There has been a lot of chatter recently about Alison Wolf’s Working Girls piece published in Prospect. So I was not at all surprised to see the article reprinted in the Toronto Star. The Star is renowned for its liberal point of view, as outlined in the famed Atkinson Principles to which the paper continues to adhere today. Its editors would know that an article about the negative repercussions of women in the workforce would be of interest to its readership, if only to give us the opportunity to say “Can you believe this article?” in an informed way.
What is interesting is that The Star chose to change the article’s title from “Working Girls” to “Working Girls, Broken Society”. And the little introduction provided by the editors reads as follows:
“While the benefits of career equality are axiomatic, its negative repercussions are wilfully ignored. In a contentious essay that is sparking fierce debate in Britain, a King’s College professor argues that we must confront the losses to society when women choose work over family.”
Choose work over family.
The article continues on another page and the headline they have chosen is “The downside to equality” in bold one and a half inch font.
And the accompanying photo — three bob-haired, power-suited, faceless business women, one with her fingers crossed behind her back as if she is lying.
It is a rather loaded way to present a contentious article, no?
The article itself argues how “women, at least in developed societies, have virtually no career or occupation barred to them.” Now the author, Alison Wolf, does state right upfront that this has brought “enormous benefits.” But she goes on to argue that there have been negative consequences including: “the death of sisterhood” or the division of women among class lines to a greater extent than in the past, the “erosion of “female altruism”” whereby women are not so willing to provide caregiving without remuneration, and how we “ignore — sometimes [note: not always as The Star’s preamble implies] wilfully — the extent to which educated women bear disincentives to bear children.”

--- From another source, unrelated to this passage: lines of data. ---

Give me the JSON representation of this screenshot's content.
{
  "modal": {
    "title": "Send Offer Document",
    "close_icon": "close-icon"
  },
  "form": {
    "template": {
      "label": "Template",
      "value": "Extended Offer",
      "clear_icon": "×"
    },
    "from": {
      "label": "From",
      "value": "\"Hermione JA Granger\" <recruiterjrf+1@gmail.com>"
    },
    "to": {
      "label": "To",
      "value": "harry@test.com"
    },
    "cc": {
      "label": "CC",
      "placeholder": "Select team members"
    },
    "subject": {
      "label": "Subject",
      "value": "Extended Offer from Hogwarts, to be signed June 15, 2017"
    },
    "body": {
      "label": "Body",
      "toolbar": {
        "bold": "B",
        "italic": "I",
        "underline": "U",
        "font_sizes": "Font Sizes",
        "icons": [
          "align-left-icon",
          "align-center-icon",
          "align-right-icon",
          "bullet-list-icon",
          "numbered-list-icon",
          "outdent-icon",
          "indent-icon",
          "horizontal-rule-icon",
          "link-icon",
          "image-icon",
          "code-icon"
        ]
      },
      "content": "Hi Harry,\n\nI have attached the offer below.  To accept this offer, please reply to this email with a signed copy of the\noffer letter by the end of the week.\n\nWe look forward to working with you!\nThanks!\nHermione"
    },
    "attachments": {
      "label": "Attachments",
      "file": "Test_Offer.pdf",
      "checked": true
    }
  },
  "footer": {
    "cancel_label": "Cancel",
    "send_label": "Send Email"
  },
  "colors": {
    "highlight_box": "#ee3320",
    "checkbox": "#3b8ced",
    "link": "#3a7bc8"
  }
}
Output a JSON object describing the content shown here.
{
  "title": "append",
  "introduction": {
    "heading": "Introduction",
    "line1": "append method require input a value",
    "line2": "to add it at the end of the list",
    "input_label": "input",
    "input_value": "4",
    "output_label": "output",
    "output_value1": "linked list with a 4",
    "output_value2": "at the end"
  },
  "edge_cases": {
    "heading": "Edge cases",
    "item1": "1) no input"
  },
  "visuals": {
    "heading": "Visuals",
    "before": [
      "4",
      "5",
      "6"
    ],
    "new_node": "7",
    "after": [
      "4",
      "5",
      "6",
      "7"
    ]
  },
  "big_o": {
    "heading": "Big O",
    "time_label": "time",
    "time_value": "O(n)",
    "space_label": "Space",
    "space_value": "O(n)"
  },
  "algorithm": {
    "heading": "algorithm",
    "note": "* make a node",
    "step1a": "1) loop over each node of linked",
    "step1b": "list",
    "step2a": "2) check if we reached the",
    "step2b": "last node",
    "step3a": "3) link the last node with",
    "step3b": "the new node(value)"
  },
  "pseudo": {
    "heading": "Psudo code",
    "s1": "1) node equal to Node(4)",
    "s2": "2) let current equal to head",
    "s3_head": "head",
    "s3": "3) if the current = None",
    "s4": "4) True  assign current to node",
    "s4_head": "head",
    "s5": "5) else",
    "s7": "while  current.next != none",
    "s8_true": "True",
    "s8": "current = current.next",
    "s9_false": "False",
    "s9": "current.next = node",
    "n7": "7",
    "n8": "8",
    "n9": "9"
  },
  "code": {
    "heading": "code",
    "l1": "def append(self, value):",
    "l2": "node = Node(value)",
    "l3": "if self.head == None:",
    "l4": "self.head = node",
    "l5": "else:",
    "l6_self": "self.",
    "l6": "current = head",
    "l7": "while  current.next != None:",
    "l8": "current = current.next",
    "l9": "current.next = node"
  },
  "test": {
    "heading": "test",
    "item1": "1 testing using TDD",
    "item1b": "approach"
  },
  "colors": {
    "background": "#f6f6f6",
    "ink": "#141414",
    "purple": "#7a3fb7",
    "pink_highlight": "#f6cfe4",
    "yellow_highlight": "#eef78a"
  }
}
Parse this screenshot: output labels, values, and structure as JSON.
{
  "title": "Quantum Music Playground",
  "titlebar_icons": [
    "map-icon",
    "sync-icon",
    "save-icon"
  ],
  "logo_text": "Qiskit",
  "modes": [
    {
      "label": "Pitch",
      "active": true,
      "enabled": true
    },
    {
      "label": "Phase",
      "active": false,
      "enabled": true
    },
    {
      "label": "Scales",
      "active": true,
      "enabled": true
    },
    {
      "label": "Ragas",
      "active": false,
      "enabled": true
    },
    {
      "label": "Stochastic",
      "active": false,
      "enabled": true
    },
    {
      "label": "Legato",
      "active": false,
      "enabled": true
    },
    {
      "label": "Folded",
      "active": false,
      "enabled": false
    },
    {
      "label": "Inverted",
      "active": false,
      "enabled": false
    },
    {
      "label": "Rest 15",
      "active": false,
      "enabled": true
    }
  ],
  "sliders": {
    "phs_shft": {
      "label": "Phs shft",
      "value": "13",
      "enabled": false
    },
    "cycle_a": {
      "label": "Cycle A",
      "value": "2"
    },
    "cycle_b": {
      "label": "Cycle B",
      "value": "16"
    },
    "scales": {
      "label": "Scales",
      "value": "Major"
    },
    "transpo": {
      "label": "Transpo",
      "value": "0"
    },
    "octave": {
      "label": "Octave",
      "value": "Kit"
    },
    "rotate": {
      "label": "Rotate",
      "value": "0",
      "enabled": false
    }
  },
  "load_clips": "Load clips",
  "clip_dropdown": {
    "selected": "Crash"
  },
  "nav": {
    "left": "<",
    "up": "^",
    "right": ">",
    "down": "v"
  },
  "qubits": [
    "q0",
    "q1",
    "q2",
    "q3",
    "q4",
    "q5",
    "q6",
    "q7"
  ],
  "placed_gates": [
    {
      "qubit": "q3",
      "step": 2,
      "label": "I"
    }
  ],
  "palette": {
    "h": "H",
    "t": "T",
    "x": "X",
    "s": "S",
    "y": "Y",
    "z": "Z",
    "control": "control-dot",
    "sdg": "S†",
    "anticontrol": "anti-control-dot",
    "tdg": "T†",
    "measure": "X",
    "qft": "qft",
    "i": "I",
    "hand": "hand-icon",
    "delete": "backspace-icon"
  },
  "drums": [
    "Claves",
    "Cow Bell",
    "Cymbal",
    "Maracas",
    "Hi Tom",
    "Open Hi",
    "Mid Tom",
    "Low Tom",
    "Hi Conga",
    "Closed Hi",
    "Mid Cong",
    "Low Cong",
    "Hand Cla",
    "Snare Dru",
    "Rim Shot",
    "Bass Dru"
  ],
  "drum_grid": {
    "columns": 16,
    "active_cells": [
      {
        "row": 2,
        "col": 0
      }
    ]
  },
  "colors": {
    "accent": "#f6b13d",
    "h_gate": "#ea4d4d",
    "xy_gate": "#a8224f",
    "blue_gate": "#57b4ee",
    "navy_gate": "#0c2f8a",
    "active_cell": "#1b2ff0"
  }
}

Some of Wolf’s arguments are compelling although I disagree with most of her conclusions. Interesting was her discussion of how the divide between rich and poor becomes more pronounced after bearing children, as the women with high-paying careers tend to return to work immediately after maternity leave (making 88% of her spouse’s earnings over a lifetime) whereas women in lower paying jobs tend to work part time or leave the work force altogether (making as little as 34% of her spouse’s income over a lifetime). I would have liked to have seen discussion of how state-subsidized daycare might alter this figure.
Some of her arguments were, in my opinion, just plain wrong. She distinguished between the minority of ambitious, well-educated women who have “careers” and the majority of women whose “families are top priority” as though ambition and motherhood are somehow mutually exclusive. Her discussion of how at “the lower end of the socioeconomic ladder, some women can even be “married” to the state and live on benefits in a way no previous society could have imagined” feeds into the myth of the ‘welfare moms’ living the high life.
And her argument that society is worse off today because women are working instead of providing unpaid caregiving services out of the goodness of their hearts and a sense of religious duty is a little scary. She writes that the average amount of time “today’s British citizen, male or female, devotes to volunteer activity is four minutes a day.” Male or female. So it’s not necessarily that women are doing too little volunteering these days; perhaps it’s that men — who have had the burden of being the sole income provider lifted from their shoulders and should therefore have ample capacity for altruistic endeavors — are not doing enough. And she touches on the role of capitalism (which for me is the true bad guy) in all this but only in her discussion of how second wave feminism seemingly embraced capitalist values.
Her conclusion that “families remain central to the care of the old and sick, as well as raising the next generation, and yet our economy and society steer ever more educated women away from marriage or childbearing” is troubling since it places the erosion of our society’s moral fabric squarely on the shoulders of women working outside the home. And though she is clear in stating that she has no desire to return to the “kitchen sink,” her conclusions support the Good Housewife crowd that believes that there is something morally superior about staying at home with one’s children.
Because if a left-leaning newspaper like The Star can read this piece and conclude that it is all about the “losses to society when women choose work over family,” then, my god, what fuel is she giving to the conservatives who have been trying to prove this sort of thing all along.